U.S. security contractor Blackwater, under investigation over deadly incidents in Iraq, defended its role there on Tuesday, but lawmakers took aim at the company's actions in a Sept. 16 shooting in which 11 Iraqis were killed. Blackwater founder and former Navy SEAL Erik Prince said in in testimony prepared for the House of Representatives Committee on Oversight and Government Reform that his staff acted "appropriately" on that day in a very complex war zone.
"There has been a rush to judgment based on inaccurate information, and many public reports have wrongly pronounced Blackwater's guilt for the deaths of varying numbers of civilians," Prince said in the testimony.
"Congress should not accept these allegations as truth until it has the facts," added Prince.
Iraq's government has been strongly critical of Blackwater and has called the shooting incident a crime.

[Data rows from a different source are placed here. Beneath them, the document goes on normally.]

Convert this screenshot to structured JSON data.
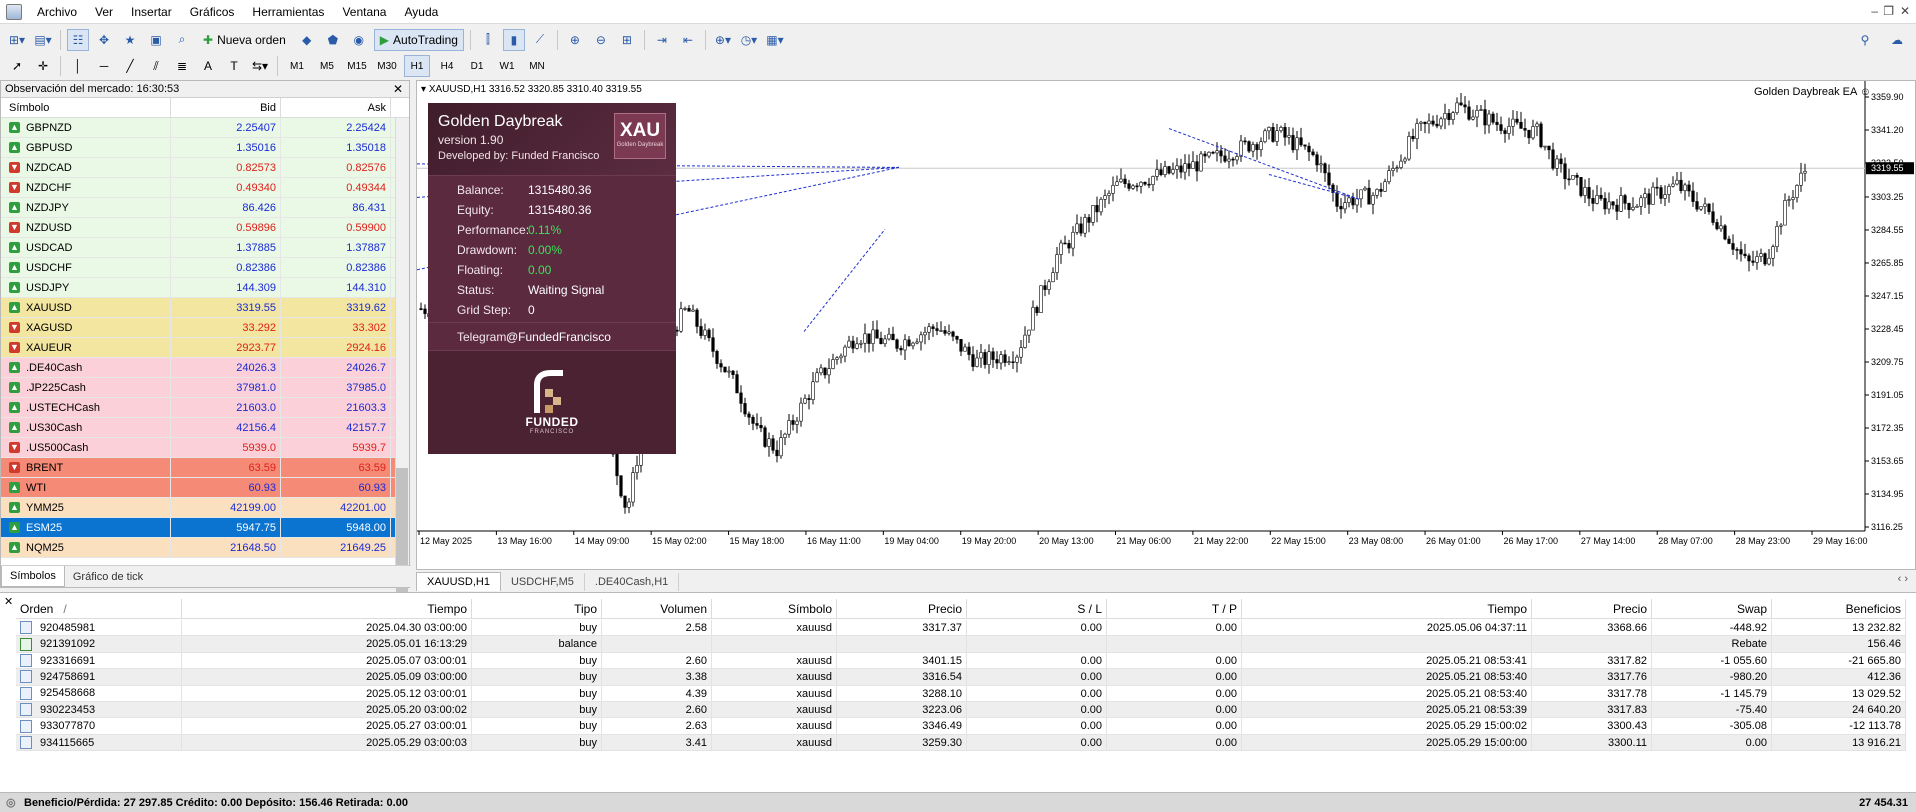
{
  "menu": {
    "items": [
      "Archivo",
      "Ver",
      "Insertar",
      "Gráficos",
      "Herramientas",
      "Ventana",
      "Ayuda"
    ]
  },
  "toolbar": {
    "new_order": "Nueva orden",
    "autotrading": "AutoTrading",
    "timeframes": [
      "M1",
      "M5",
      "M15",
      "M30",
      "H1",
      "H4",
      "D1",
      "W1",
      "MN"
    ],
    "active_timeframe": "H1"
  },
  "market_watch": {
    "title": "Observación del mercado: 16:30:53",
    "col_symbol": "Símbolo",
    "col_bid": "Bid",
    "col_ask": "Ask",
    "rows": [
      {
        "symbol": "GBPNZD",
        "bid": "2.25407",
        "ask": "2.25424",
        "dir": "up",
        "bg": "#eaf8e6",
        "color": "#1a2bd6"
      },
      {
        "symbol": "GBPUSD",
        "bid": "1.35016",
        "ask": "1.35018",
        "dir": "up",
        "bg": "#eaf8e6",
        "color": "#1a2bd6"
      },
      {
        "symbol": "NZDCAD",
        "bid": "0.82573",
        "ask": "0.82576",
        "dir": "dn",
        "bg": "#eaf8e6",
        "color": "#e0201a"
      },
      {
        "symbol": "NZDCHF",
        "bid": "0.49340",
        "ask": "0.49344",
        "dir": "dn",
        "bg": "#eaf8e6",
        "color": "#e0201a"
      },
      {
        "symbol": "NZDJPY",
        "bid": "86.426",
        "ask": "86.431",
        "dir": "up",
        "bg": "#eaf8e6",
        "color": "#1a2bd6"
      },
      {
        "symbol": "NZDUSD",
        "bid": "0.59896",
        "ask": "0.59900",
        "dir": "dn",
        "bg": "#eaf8e6",
        "color": "#e0201a"
      },
      {
        "symbol": "USDCAD",
        "bid": "1.37885",
        "ask": "1.37887",
        "dir": "up",
        "bg": "#eaf8e6",
        "color": "#1a2bd6"
      },
      {
        "symbol": "USDCHF",
        "bid": "0.82386",
        "ask": "0.82386",
        "dir": "up",
        "bg": "#eaf8e6",
        "color": "#1a2bd6"
      },
      {
        "symbol": "USDJPY",
        "bid": "144.309",
        "ask": "144.310",
        "dir": "up",
        "bg": "#eaf8e6",
        "color": "#1a2bd6"
      },
      {
        "symbol": "XAUUSD",
        "bid": "3319.55",
        "ask": "3319.62",
        "dir": "up",
        "bg": "#f3e6a0",
        "color": "#1a2bd6"
      },
      {
        "symbol": "XAGUSD",
        "bid": "33.292",
        "ask": "33.302",
        "dir": "dn",
        "bg": "#f3e6a0",
        "color": "#e0201a"
      },
      {
        "symbol": "XAUEUR",
        "bid": "2923.77",
        "ask": "2924.16",
        "dir": "dn",
        "bg": "#f3e6a0",
        "color": "#e0201a"
      },
      {
        "symbol": ".DE40Cash",
        "bid": "24026.3",
        "ask": "24026.7",
        "dir": "up",
        "bg": "#fbd0d8",
        "color": "#1a2bd6"
      },
      {
        "symbol": ".JP225Cash",
        "bid": "37981.0",
        "ask": "37985.0",
        "dir": "up",
        "bg": "#fbd0d8",
        "color": "#1a2bd6"
      },
      {
        "symbol": ".USTECHCash",
        "bid": "21603.0",
        "ask": "21603.3",
        "dir": "up",
        "bg": "#fbd0d8",
        "color": "#1a2bd6"
      },
      {
        "symbol": ".US30Cash",
        "bid": "42156.4",
        "ask": "42157.7",
        "dir": "up",
        "bg": "#fbd0d8",
        "color": "#1a2bd6"
      },
      {
        "symbol": ".US500Cash",
        "bid": "5939.0",
        "ask": "5939.7",
        "dir": "dn",
        "bg": "#fbd0d8",
        "color": "#e0201a"
      },
      {
        "symbol": "BRENT",
        "bid": "63.59",
        "ask": "63.59",
        "dir": "dn",
        "bg": "#f58a76",
        "color": "#e0201a"
      },
      {
        "symbol": "WTI",
        "bid": "60.93",
        "ask": "60.93",
        "dir": "up",
        "bg": "#f58a76",
        "color": "#1a2bd6"
      },
      {
        "symbol": "YMM25",
        "bid": "42199.00",
        "ask": "42201.00",
        "dir": "up",
        "bg": "#fbe0c0",
        "color": "#1a2bd6"
      },
      {
        "symbol": "ESM25",
        "bid": "5947.75",
        "ask": "5948.00",
        "dir": "up",
        "bg": "#0a74d0",
        "color": "#ffffff"
      },
      {
        "symbol": "NQM25",
        "bid": "21648.50",
        "ask": "21649.25",
        "dir": "up",
        "bg": "#fbe0c0",
        "color": "#1a2bd6"
      }
    ],
    "tabs": [
      "Símbolos",
      "Gráfico de tick"
    ]
  },
  "chart": {
    "header": "XAUUSD,H1  3316.52 3320.85 3310.40 3319.55",
    "ea_label": "Golden Daybreak EA ☺",
    "price_ticks": [
      "3359.90",
      "3341.20",
      "3322.50",
      "3303.25",
      "3284.55",
      "3265.85",
      "3247.15",
      "3228.45",
      "3209.75",
      "3191.05",
      "3172.35",
      "3153.65",
      "3134.95",
      "3116.25"
    ],
    "current_price": "3319.55",
    "time_ticks": [
      "12 May 2025",
      "13 May 16:00",
      "14 May 09:00",
      "15 May 02:00",
      "15 May 18:00",
      "16 May 11:00",
      "19 May 04:00",
      "19 May 20:00",
      "20 May 13:00",
      "21 May 06:00",
      "21 May 22:00",
      "22 May 15:00",
      "23 May 08:00",
      "26 May 01:00",
      "26 May 17:00",
      "27 May 14:00",
      "28 May 07:00",
      "28 May 23:00",
      "29 May 16:00"
    ],
    "tabs": [
      "XAUUSD,H1",
      "USDCHF,M5",
      ".DE40Cash,H1"
    ]
  },
  "panel": {
    "title": "Golden Daybreak",
    "version": "version 1.90",
    "developer": "Developed by: Funded Francisco",
    "logo_text": "XAU",
    "logo_sub": "Golden Daybreak",
    "stats": [
      {
        "label": "Balance:",
        "value": "1315480.36",
        "green": false
      },
      {
        "label": "Equity:",
        "value": "1315480.36",
        "green": false
      },
      {
        "label": "Performance:",
        "value": "0.11%",
        "green": true
      },
      {
        "label": "Drawdown:",
        "value": "0.00%",
        "green": true
      },
      {
        "label": "Floating:",
        "value": "0.00",
        "green": true
      },
      {
        "label": "Status:",
        "value": "Waiting Signal",
        "green": false
      },
      {
        "label": "Grid Step:",
        "value": "0",
        "green": false
      }
    ],
    "telegram_label": "Telegram:",
    "telegram_value": "@FundedFrancisco",
    "brand": "FUNDED",
    "brand_sub": "FRANCISCO"
  },
  "terminal": {
    "columns": [
      "Orden",
      "Tiempo",
      "Tipo",
      "Volumen",
      "Símbolo",
      "Precio",
      "S / L",
      "T / P",
      "Tiempo",
      "Precio",
      "Swap",
      "Beneficios"
    ],
    "sort_mark": "/",
    "rows": [
      {
        "order": "920485981",
        "time": "2025.04.30 03:00:00",
        "type": "buy",
        "vol": "2.58",
        "sym": "xauusd",
        "price": "3317.37",
        "sl": "0.00",
        "tp": "0.00",
        "ctime": "2025.05.06 04:37:11",
        "cprice": "3368.66",
        "swap": "-448.92",
        "profit": "13 232.82",
        "kind": "trade"
      },
      {
        "order": "921391092",
        "time": "2025.05.01 16:13:29",
        "type": "balance",
        "vol": "",
        "sym": "",
        "price": "",
        "sl": "",
        "tp": "",
        "ctime": "",
        "cprice": "",
        "swap": "Rebate",
        "profit": "156.46",
        "kind": "balance"
      },
      {
        "order": "923316691",
        "time": "2025.05.07 03:00:01",
        "type": "buy",
        "vol": "2.60",
        "sym": "xauusd",
        "price": "3401.15",
        "sl": "0.00",
        "tp": "0.00",
        "ctime": "2025.05.21 08:53:41",
        "cprice": "3317.82",
        "swap": "-1 055.60",
        "profit": "-21 665.80",
        "kind": "trade"
      },
      {
        "order": "924758691",
        "time": "2025.05.09 03:00:00",
        "type": "buy",
        "vol": "3.38",
        "sym": "xauusd",
        "price": "3316.54",
        "sl": "0.00",
        "tp": "0.00",
        "ctime": "2025.05.21 08:53:40",
        "cprice": "3317.76",
        "swap": "-980.20",
        "profit": "412.36",
        "kind": "trade"
      },
      {
        "order": "925458668",
        "time": "2025.05.12 03:00:01",
        "type": "buy",
        "vol": "4.39",
        "sym": "xauusd",
        "price": "3288.10",
        "sl": "0.00",
        "tp": "0.00",
        "ctime": "2025.05.21 08:53:40",
        "cprice": "3317.78",
        "swap": "-1 145.79",
        "profit": "13 029.52",
        "kind": "trade"
      },
      {
        "order": "930223453",
        "time": "2025.05.20 03:00:02",
        "type": "buy",
        "vol": "2.60",
        "sym": "xauusd",
        "price": "3223.06",
        "sl": "0.00",
        "tp": "0.00",
        "ctime": "2025.05.21 08:53:39",
        "cprice": "3317.83",
        "swap": "-75.40",
        "profit": "24 640.20",
        "kind": "trade"
      },
      {
        "order": "933077870",
        "time": "2025.05.27 03:00:01",
        "type": "buy",
        "vol": "2.63",
        "sym": "xauusd",
        "price": "3346.49",
        "sl": "0.00",
        "tp": "0.00",
        "ctime": "2025.05.29 15:00:02",
        "cprice": "3300.43",
        "swap": "-305.08",
        "profit": "-12 113.78",
        "kind": "trade"
      },
      {
        "order": "934115665",
        "time": "2025.05.29 03:00:03",
        "type": "buy",
        "vol": "3.41",
        "sym": "xauusd",
        "price": "3259.30",
        "sl": "0.00",
        "tp": "0.00",
        "ctime": "2025.05.29 15:00:00",
        "cprice": "3300.11",
        "swap": "0.00",
        "profit": "13 916.21",
        "kind": "trade"
      }
    ],
    "summary": "Beneficio/Pérdida: 27 297.85  Crédito: 0.00  Depósito: 156.46  Retirada: 0.00",
    "total": "27 454.31"
  },
  "colors": {
    "bull": "#000000",
    "bear": "#000000",
    "grid_line": "#c8c8c8",
    "trend_line": "#1f2fd0",
    "accent_panel": "#4a2232"
  }
}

Committee chairman Henry Waxman, a California Democrat, said there were serious questions about Blackwater's performance and that the Sept. 16 shooting was just the latest in a number of "troubling" incidents.
"Is Blackwater, a private military contractor, helping or hurting our efforts in Iraq," Waxman asked in his opening statement.

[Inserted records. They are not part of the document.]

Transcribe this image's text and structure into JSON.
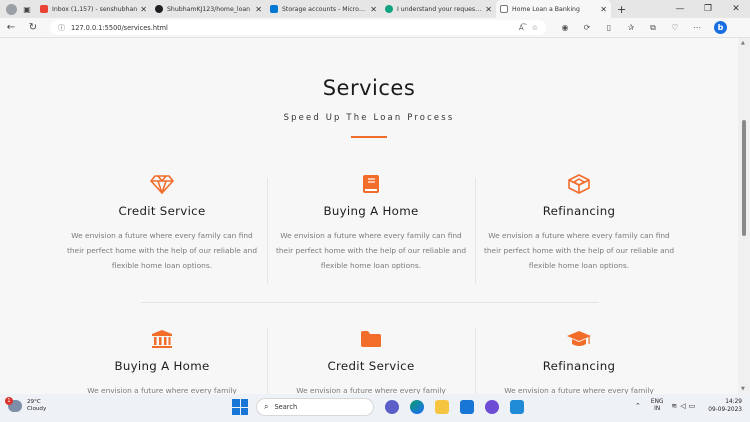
{
  "browser": {
    "tabs": [
      {
        "label": "Inbox (1,157) - senshubhan",
        "favicon_color": "#ea4335",
        "active": false
      },
      {
        "label": "ShubhamKJ123/home_loan",
        "favicon_color": "#202124",
        "active": false
      },
      {
        "label": "Storage accounts - Microsoft",
        "favicon_color": "#0078d4",
        "active": false
      },
      {
        "label": "I understand your request. I",
        "favicon_color": "#10a37f",
        "active": false
      },
      {
        "label": "Home Loan a Banking",
        "favicon_color": "#9e9e9e",
        "active": true
      }
    ],
    "new_tab": "+",
    "url": "127.0.0.1:5500/services.html",
    "win_minimize": "—",
    "win_restore": "❐",
    "win_close": "✕"
  },
  "page": {
    "title": "Services",
    "subtitle": "Speed Up The Loan Process",
    "accent_color": "#f26c2a",
    "cards": [
      {
        "icon": "diamond-icon",
        "title": "Credit Service",
        "desc": "We envision a future where every family can find their perfect home with the help of our reliable and flexible home loan options."
      },
      {
        "icon": "book-icon",
        "title": "Buying A Home",
        "desc": "We envision a future where every family can find their perfect home with the help of our reliable and flexible home loan options."
      },
      {
        "icon": "cube-icon",
        "title": "Refinancing",
        "desc": "We envision a future where every family can find their perfect home with the help of our reliable and flexible home loan options."
      },
      {
        "icon": "bank-icon",
        "title": "Buying A Home",
        "desc": "We envision a future where every family"
      },
      {
        "icon": "folder-icon",
        "title": "Credit Service",
        "desc": "We envision a future where every family"
      },
      {
        "icon": "graduation-cap-icon",
        "title": "Refinancing",
        "desc": "We envision a future where every family"
      }
    ]
  },
  "taskbar": {
    "weather_temp": "29°C",
    "weather_desc": "Cloudy",
    "weather_badge": "1",
    "search_placeholder": "Search",
    "lang_top": "ENG",
    "lang_bottom": "IN",
    "time": "14:29",
    "date": "09-09-2023"
  }
}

"Blackwater will be accountable," he added.
Blackwater, which has received U.S. government contracts worth more than a billion dollars since 2001, is under intense scrutiny over its security work in Iraq, where Prince said the North Carolina firm had about 1,000 personnel.

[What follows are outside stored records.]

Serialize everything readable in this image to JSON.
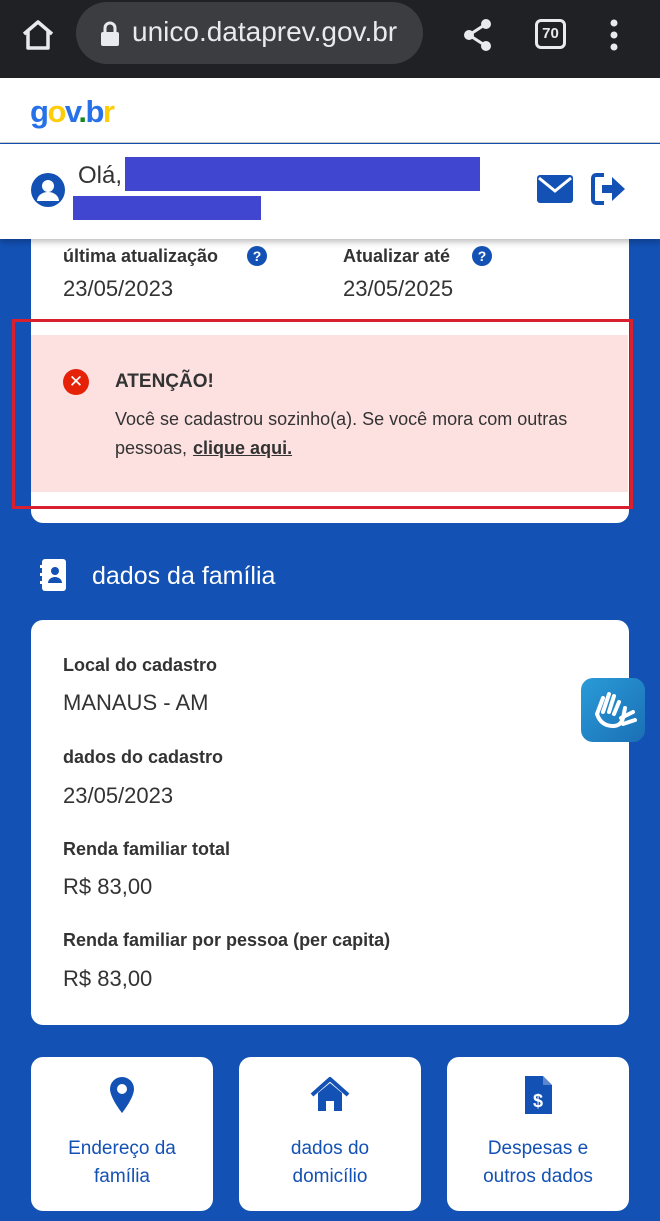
{
  "browser": {
    "url": "unico.dataprev.gov.br",
    "tab_count": "70"
  },
  "header": {
    "logo_text": "gov.br",
    "greeting": "Olá,"
  },
  "summary": {
    "last_update_label": "última atualização",
    "last_update_value": "23/05/2023",
    "update_until_label": "Atualizar até",
    "update_until_value": "23/05/2025"
  },
  "alert": {
    "title": "ATENÇÃO!",
    "message": "Você se cadastrou sozinho(a). Se você mora com outras pessoas,",
    "link": "clique aqui."
  },
  "family_section": {
    "title": "dados da família",
    "fields": [
      {
        "label": "Local do cadastro",
        "value": "MANAUS - AM"
      },
      {
        "label": "dados do cadastro",
        "value": "23/05/2023"
      },
      {
        "label": "Renda familiar total",
        "value": "R$ 83,00"
      },
      {
        "label": "Renda familiar por pessoa (per capita)",
        "value": "R$ 83,00"
      }
    ]
  },
  "tiles": [
    {
      "line1": "Endereço da",
      "line2": "família",
      "icon": "map-pin-icon"
    },
    {
      "line1": "dados do",
      "line2": "domicílio",
      "icon": "house-icon"
    },
    {
      "line1": "Despesas e",
      "line2": "outros dados",
      "icon": "invoice-icon"
    }
  ],
  "colors": {
    "primary": "#1351b4",
    "alert_bg": "#fde0e0",
    "alert_icon": "#e52207",
    "highlight_frame": "#d8202f"
  }
}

The hearing comes amid growing questions over the role of private contractors in Iraq and whether the U.S. government relies too heavily on outsiders to perform jobs traditionally done by the military.